There are many steps you can take to ease your symptoms while you’re in your truck and when you’re not. Truckers as a group are a hearty lot and not given to complaining. However, hemorrhoids need to be dealt with because they will only get worse. It’s possible to avoid surgery in the future if the hemorrhoids are taken care of now.
Admittedly, some of the things you need to do will not be easy for you because they will require you to change a few of the ways you “do business”. However, I’m trusting that you understand that if you don’t pay the price now, you’ll pay a steeper one later. Besides, we’re going to make it as easy as possible.
Let’s talk about bowel habits first.
Avoid constipation at all costs! Do this by increasing your intake of fiber. That means fruits and vegetables, boys and girls! Also eat beans and whole wheat breads, cereals, and pasta. Read the labels and go for the fiber! (Start slowly though because adding it too fast can cause gas.)
Establish a regular pattern of emptying your bowels. For example, 20-30 minutes after meals give your bowels a chance to do their work. It’s hard and costly to pull your truck off the road so you need to teach your bowels some good habits.
When you feel the need to have a bowel movement, do it as soon as possible. Otherwise, the stool sits in the colon where it loses water so it becomes hard and dry. This is inconvenient at first but once you’ve followed the previous suggestion and established a pattern, it will bet better.

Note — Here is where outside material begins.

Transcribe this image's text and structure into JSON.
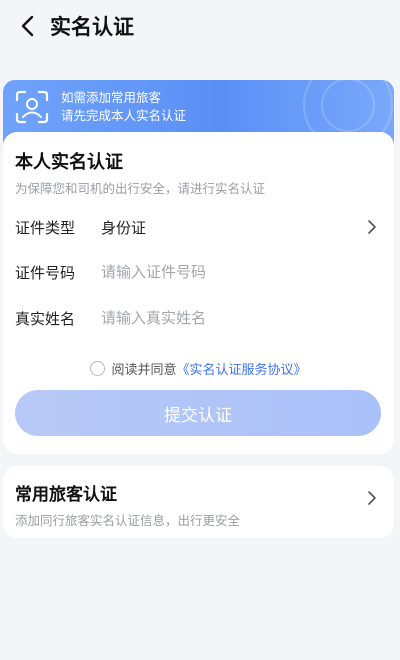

Do not strain or push when you are moving your bowels. If you keep the stool soft, you won’t have to.
For the same reason, don’t rush by forcing the stool out. On the other hand, do not dawdle on the toilet. Do your business and get up. Use stool softeners if you need to, but not laxatives!
Some nutritional pointers:
As we’ve already said, increase your fiber intake (fruits, veggies, beans, whole wheat, bran)
Carry a bag of fresh fruit/vegetable chunks and whole grain crackers in the truck with you. Munch on these as you motor along!
Increase your consumption of water. Don’t load up on other types of fluids though: coffee has caffeine; sodas have sugar (or chemicals if they are diet); juices are too concentrated; alcohol is drying. Stick to water. You’ll learn to love it. (And, your bladder will also get used to the additional fluid so you won’t always have to urinate every hour!)
Keep a food diary listing foods and symptoms to get a handle on which foods bother you. That way you can avoid foods that clearly irritate your hemorrhoids.
Avoid heavy lifting. If you must do it, do not hold your breath. Way too much pressure build-up!
Wear cotton underwear so as to stay nice and dry.
Change your position as often as possible. Shift your butt frequently. Get out and stretch whenever you can. Rather than sit for your whole lunch break (you’ve done enough sitting), stand up and stretch, bend, take a short walk…anything to get your circulation moving.
Keep your anal area scrupulously clean. Do not use perfumed soaps or wipes. Pat the area gently dry; do not rub!
If you’re having a flare-up:
- Apply ice frequently. You have room in your truck for an insulated container. Pack a few commercial ice packs and re-freeze them at night.
- Apply moist warmth at least during the evenings when your day is over.
- Take a sitz bath (that just means soak your rear end in warm water).
- Sleep on your side to relieve pressure.
- Put pads next to your anal skin that have been soaked in witch hazel.
- Use over-the-counter (OTC) creams, suppositories, and ointments.
- Use pain relievers such as tylenol or motrin if needed.
Don’t despair! You can regain your life. The steps listed above take a bit of effort in the beginning but it will get easier. I promise, and I also promise that your effort will be rewarded! Happy truckin’!